I was surprised to see claims that more than three quarters of working mothers have experienced pregnancy or maternity-related discrimination.
Apparently, they are missing out on promotion, being denied training, and even threatened with the sack for their life choice. Research by the Equality and Human Rights Commission suggested that a staggering 77 per cent believed they had been discriminated against.
While the Commission called for the government to take “urgent action” to stop the equivalent of 390,000 women supposedly experiencing negative treatment at work, calling it “unacceptable in modern Britain”, I would suggest that the survey findings were skewed towards something of a foregone conclusion. After all, the research wasn’t carried out by the Absolutely No Problems Here Commission.
Glassdoor Economic Research cited the “high cost of motherhood”, and suggested that children only served to widen the so-called “gender pay gap”, if such a thing exists. I don’t think it does.
It is a far more complex, nuanced situation than such sweeping declarations would suggest. However, my main issue is that they just do not tally with any experience I’ve had in almost two decades in recruitment – and frankly, if true, then employment lawyers would have an absolute field day. At the moment in Scotland, they are most certainly not.

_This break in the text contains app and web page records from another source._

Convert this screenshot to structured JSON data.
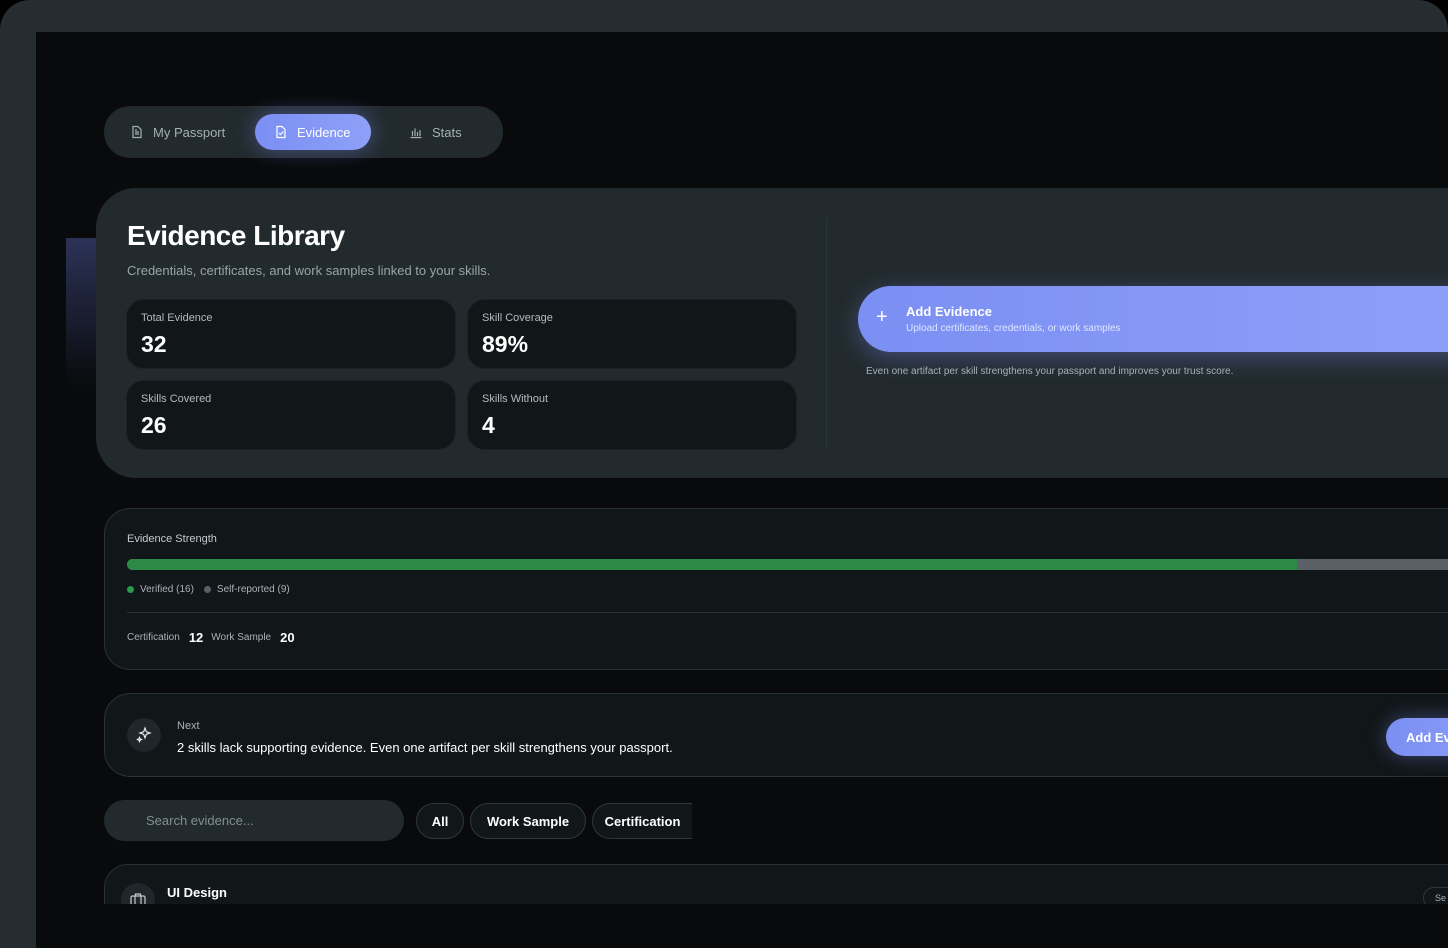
{
  "tabs": [
    {
      "label": "My Passport",
      "icon": "document-icon"
    },
    {
      "label": "Evidence",
      "icon": "file-check-icon",
      "active": true
    },
    {
      "label": "Stats",
      "icon": "bar-chart-icon"
    }
  ],
  "hero": {
    "title": "Evidence Library",
    "subtitle": "Credentials, certificates, and work samples linked to your skills.",
    "stats": [
      {
        "label": "Total Evidence",
        "value": "32"
      },
      {
        "label": "Skill Coverage",
        "value": "89%"
      },
      {
        "label": "Skills Covered",
        "value": "26"
      },
      {
        "label": "Skills Without",
        "value": "4"
      }
    ],
    "add_button": {
      "icon": "plus-icon",
      "title": "Add Evidence",
      "subtitle": "Upload certificates, credentials, or work samples"
    },
    "note": "Even one artifact per skill strengthens your passport and improves your trust score."
  },
  "strength": {
    "title": "Evidence Strength",
    "verified_fraction": 0.86,
    "legend": [
      {
        "label": "Verified (16)",
        "color": "#2c9a4c"
      },
      {
        "label": "Self-reported (9)",
        "color": "#5a6166"
      }
    ],
    "counts": [
      {
        "label": "Certification",
        "value": "12"
      },
      {
        "label": "Work Sample",
        "value": "20"
      }
    ]
  },
  "next": {
    "icon": "sparkle-icon",
    "label": "Next",
    "text": "2 skills lack supporting evidence. Even one artifact per skill strengthens your passport.",
    "button": "Add Ev"
  },
  "filters": {
    "search_placeholder": "Search evidence...",
    "chips": [
      "All",
      "Work Sample",
      "Certification"
    ]
  },
  "items": [
    {
      "icon": "briefcase-icon",
      "title": "UI Design",
      "badge": "Se"
    }
  ],
  "colors": {
    "accent": "#7b8ff3",
    "verified": "#2c9a4c",
    "self_reported": "#5a6166",
    "card": "#222a2e",
    "panel": "#111618"
  }
}
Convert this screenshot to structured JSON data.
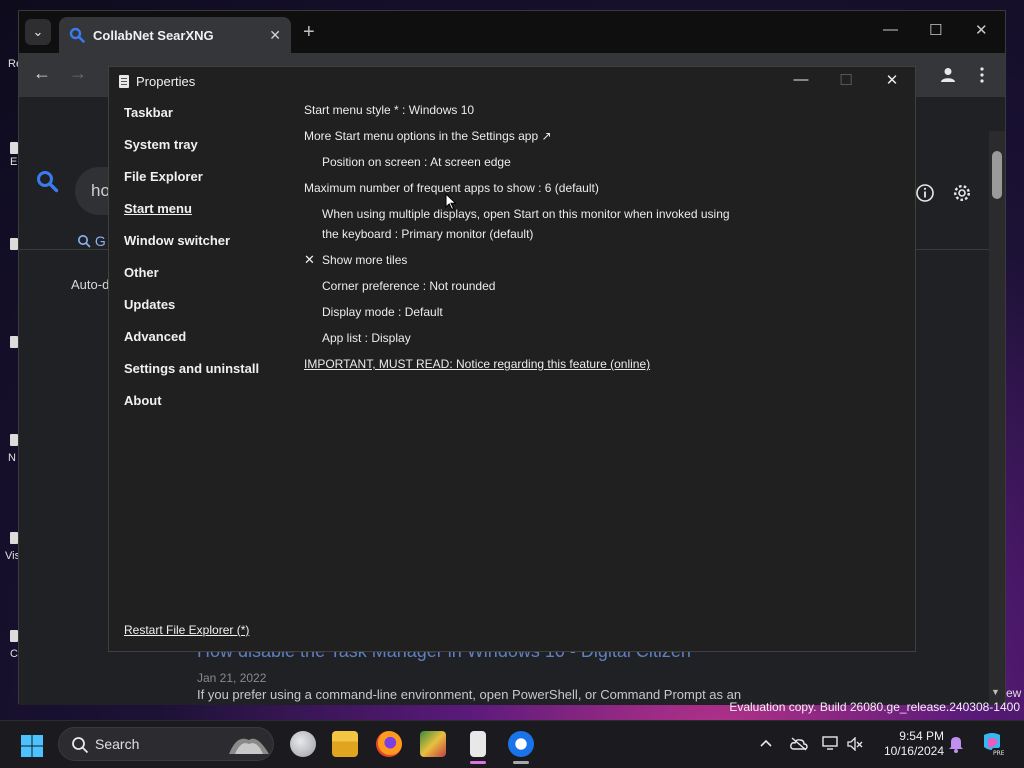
{
  "desktop": {
    "labels": [
      "Re",
      "E",
      "N",
      "Vis",
      "C"
    ]
  },
  "browser": {
    "tab_title": "CollabNet SearXNG",
    "tab_close": "✕",
    "new_tab": "+",
    "tab_dropdown": "⌄",
    "min": "—",
    "max": "☐",
    "close": "✕",
    "back": "←",
    "forward": "→",
    "search_query_partial": "ho",
    "tab_general_partial": "G",
    "autod_partial": "Auto-d",
    "result_title": "How disable the Task Manager in Windows 10 - Digital Citizen",
    "result_date": "Jan 21, 2022",
    "result_snippet": "If you prefer using a command-line environment, open PowerShell, or Command Prompt as an"
  },
  "properties": {
    "title": "Properties",
    "min": "—",
    "max": "☐",
    "close": "✕",
    "nav": [
      {
        "label": "Taskbar"
      },
      {
        "label": "System tray"
      },
      {
        "label": "File Explorer"
      },
      {
        "label": "Start menu"
      },
      {
        "label": "Window switcher"
      },
      {
        "label": "Other"
      },
      {
        "label": "Updates"
      },
      {
        "label": "Advanced"
      },
      {
        "label": "Settings and uninstall"
      },
      {
        "label": "About"
      }
    ],
    "restart_link": "Restart File Explorer (*)",
    "options": {
      "start_menu_style": "Start menu style * : Windows 10",
      "more_options": "More Start menu options in the Settings app ↗",
      "position": "Position on screen : At screen edge",
      "max_frequent": "Maximum number of frequent apps to show : 6 (default)",
      "multi_display_1": "When using multiple displays, open Start on this monitor when invoked using",
      "multi_display_2": "the keyboard : Primary monitor (default)",
      "show_more_tiles_mark": "✕",
      "show_more_tiles": "Show more tiles",
      "corner_pref": "Corner preference : Not rounded",
      "display_mode": "Display mode : Default",
      "app_list": "App list : Display",
      "important_link": "IMPORTANT, MUST READ: Notice regarding this feature (online)"
    }
  },
  "watermark": {
    "text": "Evaluation copy. Build 26080.ge_release.240308-1400",
    "partial": "ew"
  },
  "taskbar": {
    "search_label": "Search",
    "time": "9:54 PM",
    "date": "10/16/2024",
    "tray_chevron": "^"
  }
}
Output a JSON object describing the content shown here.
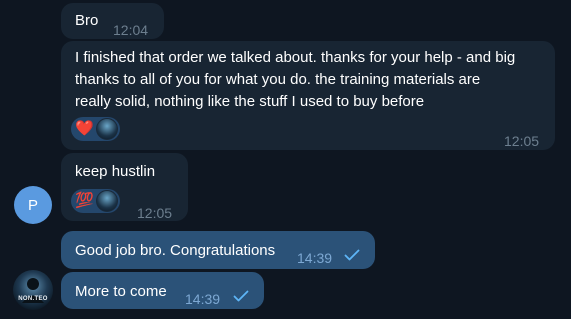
{
  "messages": [
    {
      "text": "Bro",
      "time": "12:04"
    },
    {
      "lines": [
        "I finished that order we talked about. thanks for your help - and big",
        "thanks to all of you for what you do. the training materials are",
        "really solid, nothing like the stuff I used to buy before"
      ],
      "time": "12:05",
      "reactions": [
        {
          "emoji": "❤️"
        }
      ]
    },
    {
      "text": "keep hustlin",
      "time": "12:05",
      "reactions": [
        {
          "emoji": "💯"
        }
      ]
    },
    {
      "text": "Good job bro. Congratulations",
      "time": "14:39",
      "status": "sent"
    },
    {
      "text": "More to come",
      "time": "14:39",
      "status": "sent"
    }
  ],
  "avatars": {
    "contact_initial": "P",
    "contact_color": "#5a9ae0",
    "self_label": "NON.TEO"
  },
  "colors": {
    "background": "#0e1621",
    "incoming_bubble": "#182533",
    "outgoing_bubble": "#2b5278",
    "check": "#5eb5f7"
  }
}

Employers simply cannot be that brazen in discriminating towards working mothers. If discriminatory employers were as widespread as the research suggests, then they would face serious repercussions and their name would be blackened in our world of high-speed communication.
Clearly, more women than ever are juggling the commitments of work and family, yet some expect all the plates to keep spinning without any falling. Of course, that’s not necessarily their fault – not when their generation has been reared on the dubious notion that you really can have it all. You can’t; something has to give.
A career and motherhood shouldn’t be mutually exclusive, but how can you expect to maintain your career trajectory when you’re naturally devoting more and more time to your young family, while trying to avoid shelling out horrifically huge sums for childcare? The vast majority of businesses I deal with do everything possible to support both pre and post-pregnancy, but they are just that – a business.
Arguably, being a mother is the most important job you’ll ever do – and cutting back your work hours is the best decision you can make in the interests of your family. If that means that your career advancement is put on ice, then so be it.
I have yet to meet a hugely successful working mother who doesn’t rue the trading of family time against work time.
• Sarah McParland is director of Glasgow-based recruitment specialist Lusona.